What is expected: Which lines below mention "portrait"? Pick each one out.

··········

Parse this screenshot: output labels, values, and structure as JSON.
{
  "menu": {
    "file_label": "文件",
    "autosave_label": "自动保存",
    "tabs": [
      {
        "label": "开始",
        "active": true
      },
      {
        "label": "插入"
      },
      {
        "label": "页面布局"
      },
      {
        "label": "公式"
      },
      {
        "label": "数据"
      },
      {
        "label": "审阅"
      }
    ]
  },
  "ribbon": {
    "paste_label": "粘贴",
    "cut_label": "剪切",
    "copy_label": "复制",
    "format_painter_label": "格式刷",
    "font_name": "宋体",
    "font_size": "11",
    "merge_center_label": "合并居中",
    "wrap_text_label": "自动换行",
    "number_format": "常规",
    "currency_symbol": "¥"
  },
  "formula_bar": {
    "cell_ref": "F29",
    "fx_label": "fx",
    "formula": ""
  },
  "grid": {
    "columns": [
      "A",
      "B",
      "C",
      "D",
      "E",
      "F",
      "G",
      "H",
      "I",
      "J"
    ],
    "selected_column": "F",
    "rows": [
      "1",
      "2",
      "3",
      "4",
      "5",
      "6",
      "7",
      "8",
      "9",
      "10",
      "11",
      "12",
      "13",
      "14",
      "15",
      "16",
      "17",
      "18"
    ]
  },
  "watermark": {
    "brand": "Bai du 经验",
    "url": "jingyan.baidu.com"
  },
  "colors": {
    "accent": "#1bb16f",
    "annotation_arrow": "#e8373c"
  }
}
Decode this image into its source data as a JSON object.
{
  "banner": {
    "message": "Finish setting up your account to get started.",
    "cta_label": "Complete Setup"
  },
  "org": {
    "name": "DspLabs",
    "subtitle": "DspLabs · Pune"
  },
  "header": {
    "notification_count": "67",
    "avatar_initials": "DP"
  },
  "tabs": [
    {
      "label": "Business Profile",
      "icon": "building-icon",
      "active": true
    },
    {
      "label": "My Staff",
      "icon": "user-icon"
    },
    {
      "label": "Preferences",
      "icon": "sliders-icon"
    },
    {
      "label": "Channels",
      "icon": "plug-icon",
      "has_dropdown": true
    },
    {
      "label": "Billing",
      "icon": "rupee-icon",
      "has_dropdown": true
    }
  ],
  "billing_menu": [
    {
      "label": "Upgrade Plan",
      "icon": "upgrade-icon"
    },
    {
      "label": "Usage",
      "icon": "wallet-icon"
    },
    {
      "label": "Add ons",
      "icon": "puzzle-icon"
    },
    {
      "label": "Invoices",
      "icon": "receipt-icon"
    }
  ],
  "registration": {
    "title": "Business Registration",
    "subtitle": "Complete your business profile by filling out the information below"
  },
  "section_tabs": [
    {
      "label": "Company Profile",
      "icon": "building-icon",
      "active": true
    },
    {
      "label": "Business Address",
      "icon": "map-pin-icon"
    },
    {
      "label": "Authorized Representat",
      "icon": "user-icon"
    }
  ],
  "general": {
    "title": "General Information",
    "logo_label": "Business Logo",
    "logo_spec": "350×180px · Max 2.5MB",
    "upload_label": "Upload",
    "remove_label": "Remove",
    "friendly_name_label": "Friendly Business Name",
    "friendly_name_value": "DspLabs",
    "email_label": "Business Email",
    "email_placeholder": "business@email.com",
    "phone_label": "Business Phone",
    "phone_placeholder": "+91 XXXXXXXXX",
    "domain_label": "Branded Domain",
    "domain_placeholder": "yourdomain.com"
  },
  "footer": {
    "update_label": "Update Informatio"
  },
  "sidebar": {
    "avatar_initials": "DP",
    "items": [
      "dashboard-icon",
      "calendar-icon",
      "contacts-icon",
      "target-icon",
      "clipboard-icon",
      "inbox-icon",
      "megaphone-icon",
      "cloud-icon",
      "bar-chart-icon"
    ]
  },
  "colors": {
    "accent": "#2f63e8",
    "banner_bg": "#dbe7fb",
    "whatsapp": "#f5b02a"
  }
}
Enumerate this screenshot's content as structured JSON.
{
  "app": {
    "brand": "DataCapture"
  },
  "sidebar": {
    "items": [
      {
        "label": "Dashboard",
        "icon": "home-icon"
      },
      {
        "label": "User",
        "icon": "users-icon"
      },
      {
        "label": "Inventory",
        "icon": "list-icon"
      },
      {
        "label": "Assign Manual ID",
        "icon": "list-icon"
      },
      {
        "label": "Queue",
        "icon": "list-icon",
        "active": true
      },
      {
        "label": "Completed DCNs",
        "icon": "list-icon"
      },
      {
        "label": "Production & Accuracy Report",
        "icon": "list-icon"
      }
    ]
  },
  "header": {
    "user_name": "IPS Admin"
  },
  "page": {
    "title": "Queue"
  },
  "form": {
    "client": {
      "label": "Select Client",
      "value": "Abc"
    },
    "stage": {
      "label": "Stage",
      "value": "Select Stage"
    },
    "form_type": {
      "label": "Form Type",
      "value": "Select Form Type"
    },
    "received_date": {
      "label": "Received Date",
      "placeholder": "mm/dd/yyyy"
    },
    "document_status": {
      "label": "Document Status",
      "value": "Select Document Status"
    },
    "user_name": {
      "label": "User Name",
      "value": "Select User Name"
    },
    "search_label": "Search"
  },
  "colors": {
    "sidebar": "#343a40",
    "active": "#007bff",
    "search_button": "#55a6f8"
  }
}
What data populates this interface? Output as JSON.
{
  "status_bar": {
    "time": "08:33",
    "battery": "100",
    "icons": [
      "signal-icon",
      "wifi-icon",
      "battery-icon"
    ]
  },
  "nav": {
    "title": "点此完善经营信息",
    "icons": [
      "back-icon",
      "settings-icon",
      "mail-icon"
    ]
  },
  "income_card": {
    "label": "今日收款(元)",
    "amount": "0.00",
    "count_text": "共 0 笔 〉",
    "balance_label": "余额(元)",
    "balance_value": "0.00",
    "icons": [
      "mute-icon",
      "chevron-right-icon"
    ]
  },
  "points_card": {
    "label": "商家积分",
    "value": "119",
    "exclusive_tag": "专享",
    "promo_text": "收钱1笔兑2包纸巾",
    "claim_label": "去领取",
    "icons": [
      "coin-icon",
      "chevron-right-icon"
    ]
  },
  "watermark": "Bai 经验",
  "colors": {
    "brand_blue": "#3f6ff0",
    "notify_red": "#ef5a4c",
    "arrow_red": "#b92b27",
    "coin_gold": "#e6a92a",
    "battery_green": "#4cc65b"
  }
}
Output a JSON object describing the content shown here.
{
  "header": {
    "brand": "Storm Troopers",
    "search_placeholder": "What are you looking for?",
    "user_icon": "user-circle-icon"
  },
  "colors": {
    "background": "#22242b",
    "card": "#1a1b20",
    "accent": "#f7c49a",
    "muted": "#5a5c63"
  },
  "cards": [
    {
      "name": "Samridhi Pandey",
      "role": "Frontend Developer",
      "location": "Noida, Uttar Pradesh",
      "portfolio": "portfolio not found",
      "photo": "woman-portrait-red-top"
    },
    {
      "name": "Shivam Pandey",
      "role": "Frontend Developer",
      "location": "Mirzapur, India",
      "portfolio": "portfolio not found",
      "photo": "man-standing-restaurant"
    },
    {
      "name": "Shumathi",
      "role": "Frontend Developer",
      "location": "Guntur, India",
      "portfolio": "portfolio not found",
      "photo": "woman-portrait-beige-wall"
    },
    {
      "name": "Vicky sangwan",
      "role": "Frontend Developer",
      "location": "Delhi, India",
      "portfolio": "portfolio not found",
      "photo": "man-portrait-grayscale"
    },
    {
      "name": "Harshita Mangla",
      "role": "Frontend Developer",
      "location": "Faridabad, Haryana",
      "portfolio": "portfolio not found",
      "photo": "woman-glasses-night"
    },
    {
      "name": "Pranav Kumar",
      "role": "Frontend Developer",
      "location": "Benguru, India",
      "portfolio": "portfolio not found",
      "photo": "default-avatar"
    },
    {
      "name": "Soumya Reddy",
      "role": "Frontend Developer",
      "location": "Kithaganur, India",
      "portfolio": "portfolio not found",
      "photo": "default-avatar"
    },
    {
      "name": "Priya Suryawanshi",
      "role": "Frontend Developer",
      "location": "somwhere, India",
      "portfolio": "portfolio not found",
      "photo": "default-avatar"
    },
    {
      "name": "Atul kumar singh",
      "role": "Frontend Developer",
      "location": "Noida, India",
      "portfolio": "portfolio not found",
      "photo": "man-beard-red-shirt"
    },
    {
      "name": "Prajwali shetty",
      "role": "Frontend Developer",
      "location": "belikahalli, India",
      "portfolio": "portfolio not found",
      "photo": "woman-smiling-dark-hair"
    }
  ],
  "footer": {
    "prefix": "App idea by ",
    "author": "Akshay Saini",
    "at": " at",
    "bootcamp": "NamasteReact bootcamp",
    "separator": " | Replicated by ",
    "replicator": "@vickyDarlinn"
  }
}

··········

Solution for this exercise:
      "photo": "woman-portrait-red-top"
      "photo": "woman-portrait-beige-wall"
      "photo": "man-portrait-grayscale"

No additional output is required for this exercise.